Mike Hale, “Like Ross, Rachel and Company, but With Faster Hook-Ups” (on the tv show Friends With Benefits), NYT Arts section, August 8:
… it combines a single-camera, mildly absurdist style and raunchy humor with stock sitcom situations. It’s the kind of show in which a lamely suggestive joke about a vajazzled woman – one with a bejeweled genital area – giving birth (“The kid came out looking like a disco ball!:) is followed by reaction shots of everyone in the scene laughing.
That’s the verb vajazzle, a portmanteau of either vagina or the euphemism vajayjay with bedazzle.
The portmanteau vajazzle was new to me (and seems to be genuinely recent; see below), as it was to Roger at the webcomic Micro and Macro:
Note vagoogly eyes (with its reference to Barney Google). The vajazzling in the cartoon is in the neighborhood of the vagina, but not actually in the crotch — as in this photo:
Some vajazzlings are as far north as the navel. But some go all the way south, as in this butterfly vajazzling:
Should You Vajazzle Your Vajayjay?
You’ve tried everything to spruce up your lady parts. First, you made sure your garden was neat and tidy. Then, you trimmed up the hedges. (Read Does Bikini Razor Commercial Go Too Far?) Finally, you decided to go for the gold and deforested all of “virginia.” Where does a girl go from here?
One sparkly, special word: Vajazzle.
Vajazzling is a burgeoning beauty treatment, popular with celebs and kinky Martha Stewart-ites alike, that involves ladies bedazzling their freshly waxed lady parts just as they would their neato neckerchiefs or fancy fannypacks – with tiny, magical crystals.
So women aren’t just obsessively coiffing their “areas” to look like pre-teen Barbies – they’re now glue-sticking Barbie’s earrings down below, too?
Jennifer Love Hewitt sparked this sparkly trend a few weeks ago when she announced her labia luster on Lopez Tonight. “After a breakup, a friend of mine Swarovski-crystalled my precious lady,” J.Love said, while discussing her new dating book. “It shined like a disco ball, so I have a whole chapter in there on how women should vajazzle their vajayjays.”

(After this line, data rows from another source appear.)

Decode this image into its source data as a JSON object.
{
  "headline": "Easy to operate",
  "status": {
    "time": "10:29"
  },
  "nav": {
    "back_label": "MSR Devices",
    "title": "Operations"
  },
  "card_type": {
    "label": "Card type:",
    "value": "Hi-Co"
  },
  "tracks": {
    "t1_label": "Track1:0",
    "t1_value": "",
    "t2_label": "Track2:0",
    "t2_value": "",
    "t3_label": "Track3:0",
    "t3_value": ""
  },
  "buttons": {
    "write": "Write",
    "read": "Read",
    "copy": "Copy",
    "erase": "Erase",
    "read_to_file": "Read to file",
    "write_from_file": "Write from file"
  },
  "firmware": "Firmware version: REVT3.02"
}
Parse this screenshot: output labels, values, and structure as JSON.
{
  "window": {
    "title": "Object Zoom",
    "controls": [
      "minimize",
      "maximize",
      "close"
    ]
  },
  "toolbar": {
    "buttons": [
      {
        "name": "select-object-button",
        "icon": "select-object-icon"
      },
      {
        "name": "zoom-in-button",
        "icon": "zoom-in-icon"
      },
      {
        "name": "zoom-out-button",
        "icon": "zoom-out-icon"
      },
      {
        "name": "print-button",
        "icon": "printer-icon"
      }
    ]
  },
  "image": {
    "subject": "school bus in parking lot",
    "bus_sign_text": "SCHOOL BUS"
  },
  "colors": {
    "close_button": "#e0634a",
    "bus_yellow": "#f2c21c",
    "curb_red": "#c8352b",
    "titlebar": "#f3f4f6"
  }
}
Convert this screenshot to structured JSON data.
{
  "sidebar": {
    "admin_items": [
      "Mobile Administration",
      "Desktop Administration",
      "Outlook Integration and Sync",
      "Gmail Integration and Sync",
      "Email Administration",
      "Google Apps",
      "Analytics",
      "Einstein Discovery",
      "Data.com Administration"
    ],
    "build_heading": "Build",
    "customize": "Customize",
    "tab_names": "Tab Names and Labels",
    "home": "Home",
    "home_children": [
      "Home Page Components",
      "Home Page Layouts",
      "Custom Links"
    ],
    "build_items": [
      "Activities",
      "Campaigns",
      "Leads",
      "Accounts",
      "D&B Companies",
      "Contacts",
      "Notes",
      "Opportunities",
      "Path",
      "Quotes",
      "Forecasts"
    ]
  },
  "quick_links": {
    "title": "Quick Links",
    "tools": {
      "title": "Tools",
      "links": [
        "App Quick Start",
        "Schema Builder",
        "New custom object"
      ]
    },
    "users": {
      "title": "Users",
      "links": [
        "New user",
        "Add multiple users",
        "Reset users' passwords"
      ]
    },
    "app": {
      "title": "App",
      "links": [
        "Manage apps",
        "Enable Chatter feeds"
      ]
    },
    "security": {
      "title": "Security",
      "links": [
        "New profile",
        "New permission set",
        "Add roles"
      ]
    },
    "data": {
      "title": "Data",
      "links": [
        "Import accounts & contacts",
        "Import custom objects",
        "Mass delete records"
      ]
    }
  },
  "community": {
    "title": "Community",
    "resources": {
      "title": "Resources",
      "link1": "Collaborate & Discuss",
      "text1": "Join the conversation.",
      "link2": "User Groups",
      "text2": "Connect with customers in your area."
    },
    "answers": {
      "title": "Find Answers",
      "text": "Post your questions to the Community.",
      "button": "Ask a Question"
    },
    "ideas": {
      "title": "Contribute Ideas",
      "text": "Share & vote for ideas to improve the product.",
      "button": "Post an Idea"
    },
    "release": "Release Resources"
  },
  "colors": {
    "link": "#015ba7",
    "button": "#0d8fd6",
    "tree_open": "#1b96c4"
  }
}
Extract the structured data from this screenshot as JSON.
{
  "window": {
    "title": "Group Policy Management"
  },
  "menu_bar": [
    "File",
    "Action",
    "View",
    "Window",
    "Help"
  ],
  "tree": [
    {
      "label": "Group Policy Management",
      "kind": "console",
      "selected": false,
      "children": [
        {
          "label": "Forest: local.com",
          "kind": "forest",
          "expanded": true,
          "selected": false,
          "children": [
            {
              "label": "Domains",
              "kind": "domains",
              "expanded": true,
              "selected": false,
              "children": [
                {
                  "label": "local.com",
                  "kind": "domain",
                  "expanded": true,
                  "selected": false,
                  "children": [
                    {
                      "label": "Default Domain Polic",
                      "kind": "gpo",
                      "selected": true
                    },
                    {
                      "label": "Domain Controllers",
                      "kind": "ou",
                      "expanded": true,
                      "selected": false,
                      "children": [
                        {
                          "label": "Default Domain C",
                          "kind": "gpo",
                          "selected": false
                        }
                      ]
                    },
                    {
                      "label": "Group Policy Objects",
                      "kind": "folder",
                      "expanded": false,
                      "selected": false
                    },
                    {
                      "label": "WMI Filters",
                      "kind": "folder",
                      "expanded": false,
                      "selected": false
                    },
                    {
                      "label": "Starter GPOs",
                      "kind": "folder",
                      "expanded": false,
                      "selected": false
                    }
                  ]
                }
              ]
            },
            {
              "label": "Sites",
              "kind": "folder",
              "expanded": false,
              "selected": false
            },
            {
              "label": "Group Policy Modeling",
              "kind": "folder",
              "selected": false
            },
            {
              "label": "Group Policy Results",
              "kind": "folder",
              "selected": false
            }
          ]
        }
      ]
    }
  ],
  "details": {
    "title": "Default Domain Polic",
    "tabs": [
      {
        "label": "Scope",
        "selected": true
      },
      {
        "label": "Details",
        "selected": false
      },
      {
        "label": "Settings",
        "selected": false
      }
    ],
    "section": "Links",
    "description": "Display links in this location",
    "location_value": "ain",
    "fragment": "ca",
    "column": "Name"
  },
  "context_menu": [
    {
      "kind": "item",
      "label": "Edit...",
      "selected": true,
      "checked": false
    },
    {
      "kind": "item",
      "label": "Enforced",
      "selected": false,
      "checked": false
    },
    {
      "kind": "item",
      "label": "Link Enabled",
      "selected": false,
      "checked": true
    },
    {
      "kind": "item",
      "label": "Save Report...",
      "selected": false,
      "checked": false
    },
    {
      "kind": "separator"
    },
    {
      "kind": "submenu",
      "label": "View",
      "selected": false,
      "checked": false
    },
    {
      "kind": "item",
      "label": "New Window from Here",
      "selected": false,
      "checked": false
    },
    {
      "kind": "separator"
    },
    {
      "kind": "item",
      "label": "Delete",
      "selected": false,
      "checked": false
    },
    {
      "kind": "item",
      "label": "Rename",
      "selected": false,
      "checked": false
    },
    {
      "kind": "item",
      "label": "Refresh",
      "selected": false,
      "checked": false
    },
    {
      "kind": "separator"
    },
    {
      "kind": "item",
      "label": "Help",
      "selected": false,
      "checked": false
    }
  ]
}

(BettyConfidential also calls them labia sprinkles.)
The medical term vagina went into the general vocabulary some time ago, and then, predictably, many people started treating it as (to some degree) a taboo word, so that alongside older euphemisms (like lady parts, lady, areas, and down below from BettyConfidential), vagina-based euphemisms developed: virginia and vajayjay above, vag elsewhere. Vajayjay‘s popularity apparently goes back to 2006 (though there are at least a few prior uses). Here’s the beginning of a Stephanie Rosenbloom column, “What Did You Call It?” in the NYT on October 28, 2007:
THIS is the story of how a silly-sounding word reached the ear of a powerful television producer, and in only seconds of air time, expanded the vocabularies — for better or worse — of legions of women.
It began on Feb. 12, 2006, when viewers of the ABC series “Grey’s Anatomy” heard the character Miranda Bailey, a pregnant doctor who had gone into labor, admonish a male intern, “Stop looking at my vajayjay.”
The line sprang from an executive producer’s need to mollify standards and practices executives who wanted the script to include fewer mentions of the word vagina.
The scene, however, had the unintended effect of catapulting vajayjay (also written va-jay-jay) into mainstream speech. Fans of “Grey’s Anatomy” expressed their approval of the word on message boards and blogs.
The show’s most noted fan, Oprah Winfrey, began using it on her show, effectively legitimizing it for some 46 million American viewers each week.
“I think vajayjay is a nice word, don’t you?” she asked her audience.
Rosenbaum goes on to chronicle the word’s spread in the popular media and to turn to linguists and opinion-makers:
The swift adoption of vajayjay is not simply about pop culture’s ability to embrace new slang. Neologisms are always percolating. What this really demonstrates, say some linguists, is that there was a vacuum in popular discourse, a need for a word for female genitalia that is not clinical, crude, coy, misogynistic or descriptive of a vagina from a man’s point of view.
– citing Geoff Nunberg, Eve Ensler (of The Vagina Monologues), Carol Livoti (author of Vaginas: An Owner’s Manual), Gloria Steinem, John McWhorter, and Steve Pinker. Plus earlier uses of the word.
Some object to the word as too precious, childish, or cutesy, but if it continues to be popular no doubt it too will move along the euphemism treadmill (as Pinker calls it) and become a (mildly) dirty word itself.
How long vajazzling will be popular is anyone’s guess.